Real stepper motors
Real stepper motors don’t have just four full steps available. Instead, the most common value is 200 steps per revolution. How do they do that? By winding the coils in a more complicated way than the simple diagrammatic one shown above, and using cleverly designed mechanical teeth which steer the magnetic field precisely the way they want it to go. Here’s a gif showing one flavor of stepper motor, which has four coils, going through four very small steps as the coils fire in sequence:
(Image from authors Wapcaplet and Teravolt via Wikimedia Commons)
Driving the stepper motor with the A4988 chip
The easiest way to drive a stepper motor using an Arduino is to pair it with an A4988 chip (IDeATE part number 4988), which will interface with the motor and deliver the power it needs. Most steppers that IDeATe carries use an approximately 12V power supply.
The stepper motors that we have in stock in IDeATe have four wires coming out of them: two of them are ends of an internal coil, and the other two are the ends of another internal coil. These are called “bipolar stepper motors.” The schematic diagram of this type of motor is this:
Determine the motor wiring
You’ve got four wires coming out of the motor, and as the schematic shows, there are two pairs among them. To wire the motor properly, you must figure out which are the pairs.
Use a multimeter in its resistance mode (i.e. as an ohmmeter) to determine the correct wire pairings. If you test resistance between one wire and another and see less than ~200Ω, then those two wires are opposite ends of the same coil. If you see a resistance that’s very high, such as 100kΩ, then those wires are part of different coils.
Once you’ve determined the proper coil pairs, mark the paired wires with tape, or write down the colors of the pairs. You’ll need to know the coil pairs to wire the motor properly.
Build the circuit
The A4988 driver chip does a lot of work: it keeps track of which coils to run in which direction to make the motor take a step.

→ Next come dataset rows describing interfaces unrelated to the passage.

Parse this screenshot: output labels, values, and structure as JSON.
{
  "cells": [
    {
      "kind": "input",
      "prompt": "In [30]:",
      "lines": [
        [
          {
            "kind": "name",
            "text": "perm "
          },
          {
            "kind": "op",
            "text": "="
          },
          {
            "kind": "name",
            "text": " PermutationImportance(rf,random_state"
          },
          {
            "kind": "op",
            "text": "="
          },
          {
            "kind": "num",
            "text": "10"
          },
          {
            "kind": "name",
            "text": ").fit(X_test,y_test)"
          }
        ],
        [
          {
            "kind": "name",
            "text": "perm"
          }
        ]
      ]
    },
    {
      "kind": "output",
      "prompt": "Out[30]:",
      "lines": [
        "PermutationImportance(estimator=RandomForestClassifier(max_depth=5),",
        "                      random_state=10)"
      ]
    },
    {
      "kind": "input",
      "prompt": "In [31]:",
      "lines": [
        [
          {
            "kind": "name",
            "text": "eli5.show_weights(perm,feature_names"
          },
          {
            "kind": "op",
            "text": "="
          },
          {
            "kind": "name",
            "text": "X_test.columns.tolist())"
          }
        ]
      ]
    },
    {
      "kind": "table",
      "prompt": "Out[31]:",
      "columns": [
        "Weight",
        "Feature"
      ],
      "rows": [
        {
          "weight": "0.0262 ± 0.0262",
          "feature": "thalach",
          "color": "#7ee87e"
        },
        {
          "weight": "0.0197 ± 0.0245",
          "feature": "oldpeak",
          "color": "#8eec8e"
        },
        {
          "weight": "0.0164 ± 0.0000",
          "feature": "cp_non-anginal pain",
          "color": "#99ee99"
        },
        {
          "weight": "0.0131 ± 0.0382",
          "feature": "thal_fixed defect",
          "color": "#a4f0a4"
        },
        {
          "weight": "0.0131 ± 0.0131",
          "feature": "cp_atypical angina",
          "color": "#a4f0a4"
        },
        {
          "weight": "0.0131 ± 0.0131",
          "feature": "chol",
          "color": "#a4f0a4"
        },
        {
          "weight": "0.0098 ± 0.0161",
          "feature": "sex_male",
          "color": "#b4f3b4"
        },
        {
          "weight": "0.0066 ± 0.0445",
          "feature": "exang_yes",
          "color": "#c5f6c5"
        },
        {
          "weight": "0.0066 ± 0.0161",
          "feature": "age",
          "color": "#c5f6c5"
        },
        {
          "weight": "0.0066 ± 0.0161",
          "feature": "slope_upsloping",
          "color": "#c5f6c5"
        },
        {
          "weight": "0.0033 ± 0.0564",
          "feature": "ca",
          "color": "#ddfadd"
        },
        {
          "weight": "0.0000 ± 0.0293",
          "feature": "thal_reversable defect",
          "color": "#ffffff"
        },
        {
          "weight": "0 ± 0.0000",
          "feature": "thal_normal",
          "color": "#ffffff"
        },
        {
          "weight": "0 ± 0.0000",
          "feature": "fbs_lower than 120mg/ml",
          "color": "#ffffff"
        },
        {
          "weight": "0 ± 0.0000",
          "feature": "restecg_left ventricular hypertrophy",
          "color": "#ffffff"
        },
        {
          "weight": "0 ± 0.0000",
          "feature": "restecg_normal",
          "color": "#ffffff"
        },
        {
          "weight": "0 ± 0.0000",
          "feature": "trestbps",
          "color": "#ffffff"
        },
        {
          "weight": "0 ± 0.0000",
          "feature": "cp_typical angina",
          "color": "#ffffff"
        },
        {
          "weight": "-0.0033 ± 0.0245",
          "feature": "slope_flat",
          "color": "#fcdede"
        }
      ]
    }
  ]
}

The chip only has two data connections to the Arduino: one wire which tells the driver whether it should be stepping clockwise or counterclockwise (the “direction” pin,
DIR in the schematic below), and the other wire that tells the A4988 that it should initiate a step (the “step” pin,
STEP in the schematic below).
A few notes on wiring this part:
The A4988 has two different power supplies. Don’t mix them up!
VDDsupply gives the A4988 the power it needs to run its own internal logic; it runs on 5V from the Arduino.
VMOTsupply is the one that will be providing the power to run the motor. Typically you should provide 12V into this port, from an external power supply.
Note the little jumper wire from the
RESETpin to the
SLEEPpin; if you omit this, the chip will probably do nothing because it will be in “sleep mode.”
Any two digital I/O pins on the Arduino can be used for the
DIRconnections. This example will use pins
3but these can be changed if you’d like.
If you want to “microstep” the motor—i.e. use anything other than full steps—simply add jumpers from pins
MS3 to 5V. If you jumper
MS1 to 5V, it will half step; jumper
MS2 to 5V and it will quarter step; jumper
MS2 to 5V and it will eighth step; jumper all three of them (
MS3) to 5V and it will sixteenth step. If you want to change microstepping as the motor is running, you can drive the microstep pins from Arduino digital logic ports (
digitalWrite(HIGH) any pin to turn its microstepping switch on, and
digitalWrite(LOW) to it to turn it off).
Running the software
There are a variety of libraries for driving stepper motors. The AccelStepper library, written by Mike McCauley, is excellent and very full-featured. The example below uses that library.